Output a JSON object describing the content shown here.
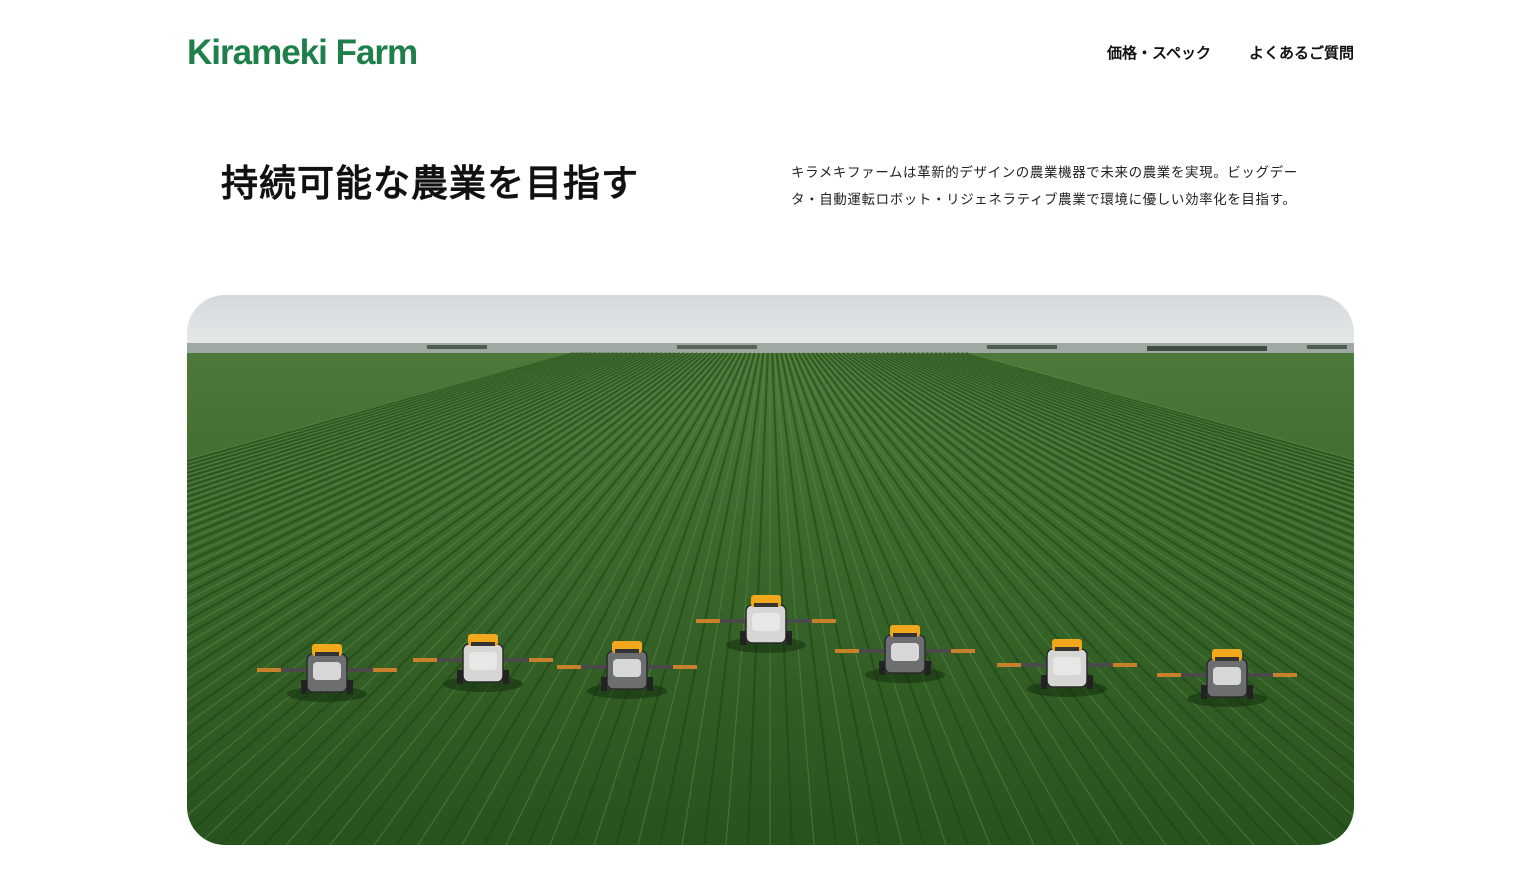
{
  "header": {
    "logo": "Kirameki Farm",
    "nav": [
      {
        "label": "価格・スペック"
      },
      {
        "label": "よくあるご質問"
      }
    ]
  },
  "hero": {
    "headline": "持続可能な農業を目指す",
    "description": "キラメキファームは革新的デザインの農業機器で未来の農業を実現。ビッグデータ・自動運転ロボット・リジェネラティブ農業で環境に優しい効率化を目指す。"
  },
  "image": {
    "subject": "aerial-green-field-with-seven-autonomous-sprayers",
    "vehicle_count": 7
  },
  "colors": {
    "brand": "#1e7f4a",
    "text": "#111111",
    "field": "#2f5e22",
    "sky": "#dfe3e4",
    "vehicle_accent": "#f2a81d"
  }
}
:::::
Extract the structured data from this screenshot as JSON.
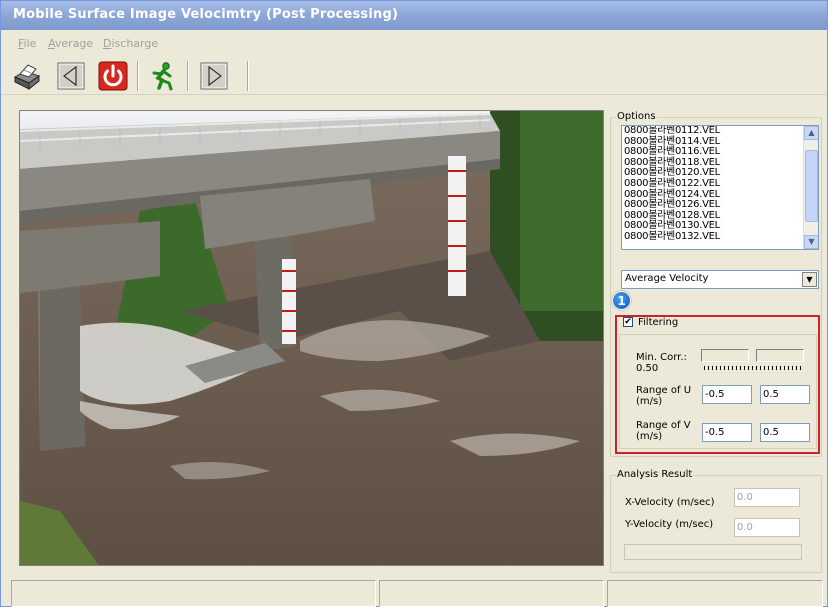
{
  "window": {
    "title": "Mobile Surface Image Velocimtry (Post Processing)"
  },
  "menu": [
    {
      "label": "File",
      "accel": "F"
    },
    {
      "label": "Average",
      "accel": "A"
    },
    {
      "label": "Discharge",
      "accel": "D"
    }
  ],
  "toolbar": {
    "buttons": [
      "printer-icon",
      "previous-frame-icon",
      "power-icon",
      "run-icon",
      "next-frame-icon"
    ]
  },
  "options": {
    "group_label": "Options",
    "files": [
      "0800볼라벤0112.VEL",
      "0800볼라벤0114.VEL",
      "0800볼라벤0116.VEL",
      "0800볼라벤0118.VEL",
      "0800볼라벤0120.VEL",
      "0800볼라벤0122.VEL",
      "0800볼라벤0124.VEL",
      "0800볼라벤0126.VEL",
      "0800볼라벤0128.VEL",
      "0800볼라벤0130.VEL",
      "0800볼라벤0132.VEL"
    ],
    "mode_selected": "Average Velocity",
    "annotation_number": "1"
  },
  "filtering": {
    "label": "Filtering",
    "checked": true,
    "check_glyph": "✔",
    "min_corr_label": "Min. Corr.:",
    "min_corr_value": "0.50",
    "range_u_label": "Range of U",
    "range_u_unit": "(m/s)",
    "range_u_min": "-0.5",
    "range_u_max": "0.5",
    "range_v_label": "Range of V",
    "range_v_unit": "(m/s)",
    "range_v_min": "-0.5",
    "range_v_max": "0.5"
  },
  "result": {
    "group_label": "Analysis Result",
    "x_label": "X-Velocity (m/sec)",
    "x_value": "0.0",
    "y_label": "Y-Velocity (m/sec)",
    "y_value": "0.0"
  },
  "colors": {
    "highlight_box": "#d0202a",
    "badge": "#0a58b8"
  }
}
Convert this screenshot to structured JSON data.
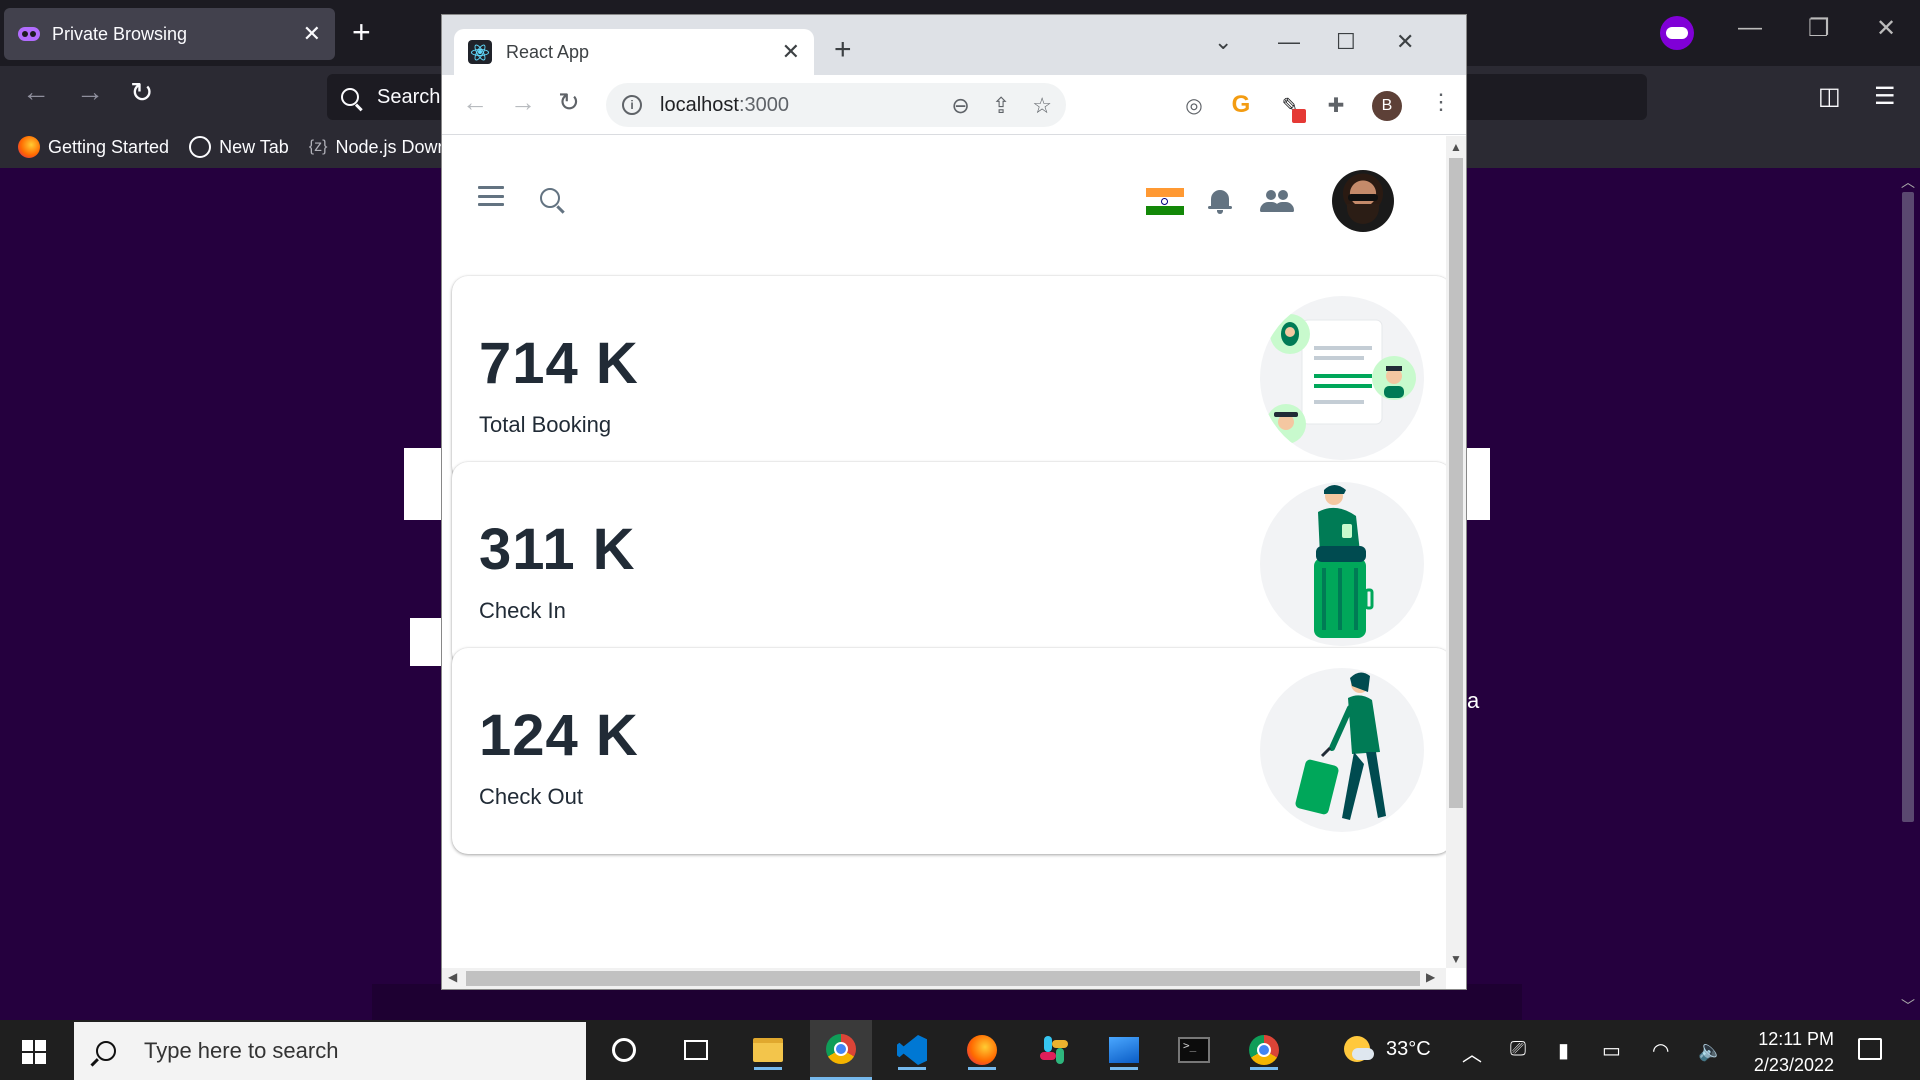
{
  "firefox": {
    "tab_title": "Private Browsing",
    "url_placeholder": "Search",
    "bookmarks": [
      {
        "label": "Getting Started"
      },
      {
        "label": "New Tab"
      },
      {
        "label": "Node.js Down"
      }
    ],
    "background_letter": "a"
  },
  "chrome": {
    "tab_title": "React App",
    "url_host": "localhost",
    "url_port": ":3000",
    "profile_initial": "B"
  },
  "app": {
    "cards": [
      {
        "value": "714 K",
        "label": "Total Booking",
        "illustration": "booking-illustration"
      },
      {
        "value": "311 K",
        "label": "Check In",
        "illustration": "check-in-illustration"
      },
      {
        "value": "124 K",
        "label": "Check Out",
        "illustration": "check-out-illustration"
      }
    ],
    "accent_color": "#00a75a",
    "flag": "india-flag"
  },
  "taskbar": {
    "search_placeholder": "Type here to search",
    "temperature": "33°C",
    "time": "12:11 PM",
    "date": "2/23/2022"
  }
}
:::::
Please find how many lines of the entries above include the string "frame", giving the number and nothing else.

2